Here are two article headlines I’ve seen in the past 24 hours:

LinkedIn Replaces Facebook as Top Social Tool

Facebook Wins In Social Media Time-Spend

Twitter Beats Facebook for B2B Lead Generation

OK, so you’re telling me that LinkedIn is the “top” social tool, but Facebook wins over LinkedIn and Twitter while Twitter beats Facebook. Sounds like a game of “Rock, Paper, Scissors” right? How’s a marketer supposed to know which is best?

Before we can address that, we need to [gasp] read beyond the headlines. Let’s examine each article and the underlying data.

LinkedIn Replaces Facebook as Top Social Tool

This article comes via MarketingProfs and takes a look at how the fastest growing private companies are using social media. Their headline is based on the fact that the number of companies using LinkedIn (81%) has eclipsed the number using Facebook (67%).

Growth in Social Media Tools

So what does this data tell us? Not too much, unless your marketing plan is to follow what everyone else is doing. Based on the inbound marketing evaluations I’ve been doing for the past few years, businesses are getting worse at social media, not better! So I’d be cautious about following the crowd.

Facebook Wins In Social Media Time-Spend

This article came courtesy of Business Insider. They cite data from comScore, which shows that based on share of time spent on social media, Facebook is the undisputed king, Big Kahuna and 800 pound gorilla all rolled into one.

Share of time spent on social media Dec-2012

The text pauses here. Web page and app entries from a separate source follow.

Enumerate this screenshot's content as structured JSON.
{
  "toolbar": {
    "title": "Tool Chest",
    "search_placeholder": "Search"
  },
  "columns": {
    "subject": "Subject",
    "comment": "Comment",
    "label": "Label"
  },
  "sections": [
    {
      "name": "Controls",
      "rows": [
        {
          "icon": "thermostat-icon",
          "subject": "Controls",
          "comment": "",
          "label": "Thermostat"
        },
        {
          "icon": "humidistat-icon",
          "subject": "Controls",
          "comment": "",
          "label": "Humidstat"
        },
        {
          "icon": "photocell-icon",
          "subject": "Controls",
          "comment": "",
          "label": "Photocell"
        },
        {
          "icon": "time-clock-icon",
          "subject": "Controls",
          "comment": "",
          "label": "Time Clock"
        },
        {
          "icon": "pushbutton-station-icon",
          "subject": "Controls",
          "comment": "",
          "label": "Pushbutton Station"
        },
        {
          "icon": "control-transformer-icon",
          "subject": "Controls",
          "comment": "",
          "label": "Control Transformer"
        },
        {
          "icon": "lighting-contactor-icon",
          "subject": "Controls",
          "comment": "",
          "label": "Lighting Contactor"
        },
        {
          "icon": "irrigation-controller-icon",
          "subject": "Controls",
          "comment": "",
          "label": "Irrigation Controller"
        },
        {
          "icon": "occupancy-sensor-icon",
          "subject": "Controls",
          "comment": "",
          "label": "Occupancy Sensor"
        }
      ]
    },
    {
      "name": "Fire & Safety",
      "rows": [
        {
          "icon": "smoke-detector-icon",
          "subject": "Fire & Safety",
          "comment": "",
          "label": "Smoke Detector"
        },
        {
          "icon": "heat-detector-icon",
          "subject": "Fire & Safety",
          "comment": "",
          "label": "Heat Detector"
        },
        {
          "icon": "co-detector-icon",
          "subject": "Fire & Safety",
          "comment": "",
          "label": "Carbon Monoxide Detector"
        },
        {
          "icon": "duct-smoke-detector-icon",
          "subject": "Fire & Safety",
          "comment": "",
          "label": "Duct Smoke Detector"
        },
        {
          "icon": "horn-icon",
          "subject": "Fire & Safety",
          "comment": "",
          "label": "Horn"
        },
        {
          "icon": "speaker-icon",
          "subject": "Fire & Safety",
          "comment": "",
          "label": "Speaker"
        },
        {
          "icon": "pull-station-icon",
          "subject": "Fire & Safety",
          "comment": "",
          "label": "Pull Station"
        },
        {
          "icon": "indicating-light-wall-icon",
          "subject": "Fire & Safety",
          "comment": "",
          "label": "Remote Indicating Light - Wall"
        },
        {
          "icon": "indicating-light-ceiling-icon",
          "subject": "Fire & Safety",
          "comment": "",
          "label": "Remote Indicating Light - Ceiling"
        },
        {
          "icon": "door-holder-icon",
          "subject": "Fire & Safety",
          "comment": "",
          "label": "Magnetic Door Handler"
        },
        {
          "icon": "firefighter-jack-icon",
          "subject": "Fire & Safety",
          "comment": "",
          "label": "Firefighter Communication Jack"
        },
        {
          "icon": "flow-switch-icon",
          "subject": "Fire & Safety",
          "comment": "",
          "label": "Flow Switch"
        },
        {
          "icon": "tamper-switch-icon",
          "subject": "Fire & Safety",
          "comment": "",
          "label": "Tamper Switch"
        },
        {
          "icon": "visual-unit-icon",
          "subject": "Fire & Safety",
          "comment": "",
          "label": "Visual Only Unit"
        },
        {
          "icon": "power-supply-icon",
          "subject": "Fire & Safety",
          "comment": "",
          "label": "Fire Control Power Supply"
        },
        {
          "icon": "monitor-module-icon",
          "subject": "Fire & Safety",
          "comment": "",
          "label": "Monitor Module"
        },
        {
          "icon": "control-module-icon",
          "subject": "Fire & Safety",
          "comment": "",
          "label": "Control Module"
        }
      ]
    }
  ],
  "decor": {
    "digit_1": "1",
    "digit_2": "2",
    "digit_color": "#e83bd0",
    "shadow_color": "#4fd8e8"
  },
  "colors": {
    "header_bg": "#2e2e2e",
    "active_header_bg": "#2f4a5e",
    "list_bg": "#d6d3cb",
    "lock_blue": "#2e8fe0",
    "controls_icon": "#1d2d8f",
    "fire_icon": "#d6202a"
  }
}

This is one of the more lop-sided graphs you’ll ever see! So why are companies putting fewer resources into Facebook? Well, ostensibly they’ve tried it and did not see great results. So it must be because LinkedIn is better than Facebook, right? It couldn’t possibly be because the companies sucked at Facebook marketing, right?

Twitter Beats Facebook for B2B Lead Generation – or Does It?

This article from Graham Jones is finally looking under the right rocks and asking intelligent questions about the data. He’s talking about data from eMarketer that suggests Twitter is the king of lead generation for B2B:

social media B2B lead

social media B2B lead

Graham smartly points out that this is based on a small set of data and that it doesn’t provide conversion rates. Bingo! “What we do not know – and which is much more important – is the conversion rate of those leads. It may well be that none of the 82% of the leads generated by Twitter actually converted into customers, whereas it may be that, say, 10% of the leads from LinkedIn converted.”

So what’s the best social network based on these metrics?

I Hate to Say It, But…

“It depends.” Seriously, I hate to say that because it’s not an answer. So let me elaborate.

The “best” social network is the one that helps you meet your goals. If your goal is brand awareness, then you’re looking for exposure. If your goal is selling a good or service, then you’re looking for customers. Since the latter goal is the most common, let’s take a look at that.

Landing customers is a function of three variables; volume, conversion rate and quality:

  • Volume is the quantity of visits you receive from your social media activities.
  • Conversion rate is the percentage of those visits that convert to leads.
  • Quality is the degree to which those leads conform to your target marketing personae.

In my experience, each of these social media networks has different value to offer in all three of these areas. Here’s a very crude representation of what I’ve seen from dozens of campaigns I’ve run for my own projects and clients:

Social media marketing lead generation

Some important caveats need to be mentioned:

  1. This assumes that each channel is being used well and according to its strengths! Just robo-posting the exact same content on all three networks is exactly the wrong thing to do in most cases.
  2. Most (but not all) of this qualitative assessment comes from B2B marketing, which is the lion’s share of my experience.
  3. This is at odds with the chart from eMarketer, which showed a higher volume from Facebook than Twitter. But in my experience, that’s because companies do a slightly better job with Facebook than Twitter.
  4. Conspicuously absent is the sleeping giant, Google+. Ignore at your own peril!

So based on this chart, which social network is the “best?” You could just as accurately answer “all” as you could “none.” The final – and most important – caveat here is that your mileage may vary. There are many, many moving parts that will affect each of these variables and you need to use the proper strategies and techniques in each network.

But the key is not to rely too heavily on others’ data. Try your own experiments and find out what works for you!